MH: The most important thing I accomplished was after my term as president, when I reached out to all the self-identifying art writers in the member directory and organized the Art Writers Committee. I didn’t have a particular agenda in mind beyond figuring out how to make the organization more relevant for people like me—feminist art historians working in the academy. To be honest, I’m not sure that WCA is my best fit as an academic and the faculty members of the AWC have participated less over time. But the group has accomplished a compelling reboot of the WCA blog, Art Insights, a transformation in process of the WCA publication Art Lines, and the WCA Leadership Interview Project for our 50th anniversary.

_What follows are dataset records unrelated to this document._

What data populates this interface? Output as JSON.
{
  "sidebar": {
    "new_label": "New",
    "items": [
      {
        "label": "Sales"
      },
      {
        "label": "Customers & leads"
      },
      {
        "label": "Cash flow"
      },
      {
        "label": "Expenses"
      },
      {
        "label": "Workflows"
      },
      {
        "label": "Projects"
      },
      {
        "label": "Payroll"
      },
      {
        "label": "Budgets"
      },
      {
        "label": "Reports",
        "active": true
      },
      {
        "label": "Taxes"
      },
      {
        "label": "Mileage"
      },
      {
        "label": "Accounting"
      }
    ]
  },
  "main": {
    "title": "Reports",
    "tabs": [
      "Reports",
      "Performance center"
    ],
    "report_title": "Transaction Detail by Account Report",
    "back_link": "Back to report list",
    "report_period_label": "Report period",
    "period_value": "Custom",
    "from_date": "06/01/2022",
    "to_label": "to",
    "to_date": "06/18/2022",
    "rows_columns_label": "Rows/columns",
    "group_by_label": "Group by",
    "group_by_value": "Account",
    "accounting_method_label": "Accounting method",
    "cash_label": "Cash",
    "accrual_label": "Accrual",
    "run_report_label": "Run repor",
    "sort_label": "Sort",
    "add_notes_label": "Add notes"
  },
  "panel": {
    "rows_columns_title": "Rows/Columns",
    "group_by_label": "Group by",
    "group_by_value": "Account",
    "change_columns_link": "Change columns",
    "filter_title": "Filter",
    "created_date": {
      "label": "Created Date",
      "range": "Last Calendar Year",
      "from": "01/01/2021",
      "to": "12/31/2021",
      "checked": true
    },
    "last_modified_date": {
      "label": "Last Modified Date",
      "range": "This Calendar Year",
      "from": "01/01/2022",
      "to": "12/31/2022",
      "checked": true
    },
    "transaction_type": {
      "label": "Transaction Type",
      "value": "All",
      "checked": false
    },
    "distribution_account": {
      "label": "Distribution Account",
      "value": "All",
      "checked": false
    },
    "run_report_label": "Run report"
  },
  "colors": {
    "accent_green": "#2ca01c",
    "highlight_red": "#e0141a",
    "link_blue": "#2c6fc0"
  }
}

My part in this has been to convene regular meetings, facilitate constructive discussion, identify initiatives and steps toward accomplishing them, and stay out of the way. Moving forward, I believe that the AWC will be the place where members engage with important developments in the contemporary art world while maintaining a commitment to highlighting women’s voices.

MKM: Art is the focus of your professional life, at home do you maintain any collections or live with other artists’ artwork?

MH: When I worked at the gallery in Santa Fe, I did a quick favor for one of the artists we represented, and in return she gifted me a small monoprint of hers. Several artists graciously allowed me to choose a small work from their solo exhibitions at the gallery, and some works I purchased over time from my employer with deductions from my small paycheck. These gifts and purchases from artist friends are precious reminders of that time in my life when I was beginning to find my way. Working as a professor in various art departments, I’ve acquired works from my brilliantly talented colleagues and students. And during my time on the WCA Board, I’ve added to my collection works by artists whom I admire tremendously—Linda Stein, Margaret Parker, Rosalind Bloom. Nothing makes me happier than looking at the art in my home and thinking about the connections I have with the people who created it.

To learn more about Margo Hobbs and Art History at Muhlenberg, visit: https://www.muhlenberg.edu/academics/art/facultystaff/margohobbs/

WCA 50th Anniversary Interviews: Mary D. Garrard by Margo Hobbs

WCA 50th Anniversary Interviews: Mary D. Garrard by Margo Hobbs

WCA 50th Anniversary Interviews:

Mary D. Garrard

by Margo Hobbs

Mary D. Garrard, Ph.D., WCA President 1974-1976

As a feminist art historian and former WCA President, I am honored and delighted to have had the opportunity to interview art historian Mary D. Garrard as part of the WCA Leadership Interview Project. Dr. Garrard shared her thoughts about the Caucus’ founding and its early years, WCA’s relationship to CAA, feminist art history, and leadership.

Mary D. Garrard was the second president of WCA from 1974 to 1976. She is an art historian specializing in Italian Renaissance and Baroque art, who earned her Ph.D. at Johns Hopkins, her MA at Harvard, and her BA at Newcomb College. She is an expert on the work of Artemisia Gentileschi and has written four books on the painter; the most recent is Artemisia Gentileschi and Feminism in Early Modern Europe (Reaktion Books, 2020). With feminist art historian Norma Broude, Dr. Garrard has edited three essential anthologies of feminist art historical writing, beginning with Feminism and Art History: Questioning the Litany, published in 1982.

Dr. Garrard is professor emerita at American University in Washington, DC, where she taught from 1964 to 2003. American University honored her and Dr. Broude in 2010 with the inaugural Feminist Art History Conference, “Continuing the Legacy: Honoring the Work of Norma Broude and Mary D. Garrard.” The conference has continued to be held; the seventh was online this past September. (It’s a wonderful conference, where scholars from undergraduate to senior faculty present groundbreaking feminist work.) Dr. Garrard has been recognized with a WCA Lifetime Achievement Award in 2005, the CAA Committee on Women in the Arts (with Norma Broude) for their “pioneering feminist scholarship” in 2000, and the Virginia chapter of the National Organization of Women for “scholarly and professional contributions to the history of women in the arts” (also with Norma Broude).

WCA Leadership Interview

Mary Garrard on Feminist Art History

Mary Garrard on Leadership

in Academia and Activism